MACEDONIA - the "Interval"
Macedonia is a region in the south-central part of the Balkan Peninsula, in southeastern Europe.
Demetrios Poliorketes, 294-288 B.C. (son of Antigonos the One-eyed, Demetrios Poliorketes (the 'Besieger') was a romantic character who pursued a colourful career spanning more than three decades. In his earlier years he assisted his father, whose power was centred in Asia Minor, and in 306 he achieved a great naval victory over Ptolemy of Egypt in the battle of Salamis, off the coast of Cyprus. After many vicissitudes he seized the Macedonian throne in 294, and although he reigned for only six years the dynasty which he founded lasted until the end of the Macedonian Kingdom. He died as a captive in Syria in 283 B.C.
Following Demetrios' overthrow by Lysimachos and Pyrrhos, Macedon underwent a decade during which no ruler was able to control the country for any length of time, known as the 'Interval' or Interregnum and lasted 288-277 B.C. Most of the bronze coins issued in this period were anonymous, though a few have the name of Pyrrhos in monogrammatic form. Lysimachos also struck some tetradrachms of his usual type at the Amphipolis mint.

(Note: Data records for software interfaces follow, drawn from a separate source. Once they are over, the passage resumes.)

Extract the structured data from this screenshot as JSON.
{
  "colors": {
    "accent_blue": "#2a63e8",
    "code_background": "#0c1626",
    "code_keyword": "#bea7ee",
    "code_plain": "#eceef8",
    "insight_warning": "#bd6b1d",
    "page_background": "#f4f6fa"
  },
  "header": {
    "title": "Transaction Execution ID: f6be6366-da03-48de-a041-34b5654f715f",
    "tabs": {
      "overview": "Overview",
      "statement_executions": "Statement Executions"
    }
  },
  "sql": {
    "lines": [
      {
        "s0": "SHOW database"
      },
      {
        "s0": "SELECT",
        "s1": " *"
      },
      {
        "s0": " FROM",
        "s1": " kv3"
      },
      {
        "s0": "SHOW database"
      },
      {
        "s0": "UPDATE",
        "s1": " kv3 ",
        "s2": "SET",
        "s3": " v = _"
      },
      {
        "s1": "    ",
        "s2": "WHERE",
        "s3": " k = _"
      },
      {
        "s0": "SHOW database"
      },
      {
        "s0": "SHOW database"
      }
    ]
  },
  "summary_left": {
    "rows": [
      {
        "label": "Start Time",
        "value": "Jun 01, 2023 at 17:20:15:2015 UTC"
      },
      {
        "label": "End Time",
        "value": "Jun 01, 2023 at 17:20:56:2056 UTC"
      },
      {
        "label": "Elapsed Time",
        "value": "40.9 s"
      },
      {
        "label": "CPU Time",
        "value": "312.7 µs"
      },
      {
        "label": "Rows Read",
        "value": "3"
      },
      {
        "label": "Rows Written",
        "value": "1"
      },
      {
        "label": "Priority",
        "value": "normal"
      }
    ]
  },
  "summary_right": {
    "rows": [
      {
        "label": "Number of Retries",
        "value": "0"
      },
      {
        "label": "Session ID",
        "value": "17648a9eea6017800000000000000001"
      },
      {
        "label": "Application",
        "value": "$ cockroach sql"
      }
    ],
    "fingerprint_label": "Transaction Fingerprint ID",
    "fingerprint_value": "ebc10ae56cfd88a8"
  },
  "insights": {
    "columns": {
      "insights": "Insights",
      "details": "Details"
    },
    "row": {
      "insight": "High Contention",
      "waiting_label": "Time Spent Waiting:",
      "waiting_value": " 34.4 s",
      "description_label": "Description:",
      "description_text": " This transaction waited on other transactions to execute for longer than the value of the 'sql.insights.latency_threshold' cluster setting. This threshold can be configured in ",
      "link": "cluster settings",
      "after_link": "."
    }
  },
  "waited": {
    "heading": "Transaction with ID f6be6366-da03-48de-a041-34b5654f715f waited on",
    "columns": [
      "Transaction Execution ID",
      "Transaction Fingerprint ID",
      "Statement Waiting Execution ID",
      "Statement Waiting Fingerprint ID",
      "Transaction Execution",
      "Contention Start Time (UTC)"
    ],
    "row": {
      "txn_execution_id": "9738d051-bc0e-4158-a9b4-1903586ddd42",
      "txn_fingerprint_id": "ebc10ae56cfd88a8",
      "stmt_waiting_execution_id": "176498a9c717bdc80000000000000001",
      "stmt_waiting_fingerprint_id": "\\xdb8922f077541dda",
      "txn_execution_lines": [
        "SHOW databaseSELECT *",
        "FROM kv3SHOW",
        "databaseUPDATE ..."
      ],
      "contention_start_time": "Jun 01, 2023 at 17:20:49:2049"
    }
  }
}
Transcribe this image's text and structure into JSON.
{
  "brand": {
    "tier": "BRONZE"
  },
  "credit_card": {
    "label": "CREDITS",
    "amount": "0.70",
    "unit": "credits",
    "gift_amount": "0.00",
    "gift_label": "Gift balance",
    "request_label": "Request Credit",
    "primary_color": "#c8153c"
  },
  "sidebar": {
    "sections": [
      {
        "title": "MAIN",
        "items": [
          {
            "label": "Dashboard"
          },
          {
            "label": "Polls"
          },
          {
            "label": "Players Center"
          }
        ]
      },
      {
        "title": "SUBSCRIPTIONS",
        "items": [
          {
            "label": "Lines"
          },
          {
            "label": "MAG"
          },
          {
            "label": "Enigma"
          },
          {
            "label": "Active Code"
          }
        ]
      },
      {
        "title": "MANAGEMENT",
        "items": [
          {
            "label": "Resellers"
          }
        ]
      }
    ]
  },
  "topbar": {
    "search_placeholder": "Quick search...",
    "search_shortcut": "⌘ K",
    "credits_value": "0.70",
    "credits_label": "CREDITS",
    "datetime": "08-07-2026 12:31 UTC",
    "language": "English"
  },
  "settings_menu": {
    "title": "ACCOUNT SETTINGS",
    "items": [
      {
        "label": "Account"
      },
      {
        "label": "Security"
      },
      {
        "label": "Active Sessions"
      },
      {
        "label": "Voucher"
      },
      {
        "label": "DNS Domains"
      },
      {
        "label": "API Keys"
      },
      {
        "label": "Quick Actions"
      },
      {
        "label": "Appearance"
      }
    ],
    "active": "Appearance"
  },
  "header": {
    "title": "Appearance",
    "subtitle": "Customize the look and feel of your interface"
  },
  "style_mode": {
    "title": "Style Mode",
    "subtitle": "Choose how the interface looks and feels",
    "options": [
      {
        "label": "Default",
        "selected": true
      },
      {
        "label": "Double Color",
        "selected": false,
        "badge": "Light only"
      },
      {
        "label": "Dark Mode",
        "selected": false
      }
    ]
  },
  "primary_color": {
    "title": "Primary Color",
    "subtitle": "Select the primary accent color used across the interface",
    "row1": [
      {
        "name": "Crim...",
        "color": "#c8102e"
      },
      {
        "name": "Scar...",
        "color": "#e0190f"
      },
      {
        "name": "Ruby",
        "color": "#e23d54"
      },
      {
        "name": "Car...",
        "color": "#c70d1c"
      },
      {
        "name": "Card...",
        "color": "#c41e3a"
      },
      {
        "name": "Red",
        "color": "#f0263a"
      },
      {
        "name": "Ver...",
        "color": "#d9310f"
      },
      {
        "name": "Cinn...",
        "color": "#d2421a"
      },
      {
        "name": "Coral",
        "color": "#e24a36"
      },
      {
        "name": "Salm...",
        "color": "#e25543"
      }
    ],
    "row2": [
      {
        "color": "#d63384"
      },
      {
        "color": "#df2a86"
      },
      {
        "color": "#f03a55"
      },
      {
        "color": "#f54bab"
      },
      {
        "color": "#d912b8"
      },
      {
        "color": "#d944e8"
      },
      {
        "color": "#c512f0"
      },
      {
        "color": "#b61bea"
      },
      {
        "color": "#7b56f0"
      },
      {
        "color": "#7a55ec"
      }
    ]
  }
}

Antigonos Gonatas was the son of Demetrios Poliorketes, and claimed his father's throne after achieving a notable victory over the Gallic invaders in Thrace. The Macedonian kingdom prospered again under his long and enlightened rule, 277-239 B.C.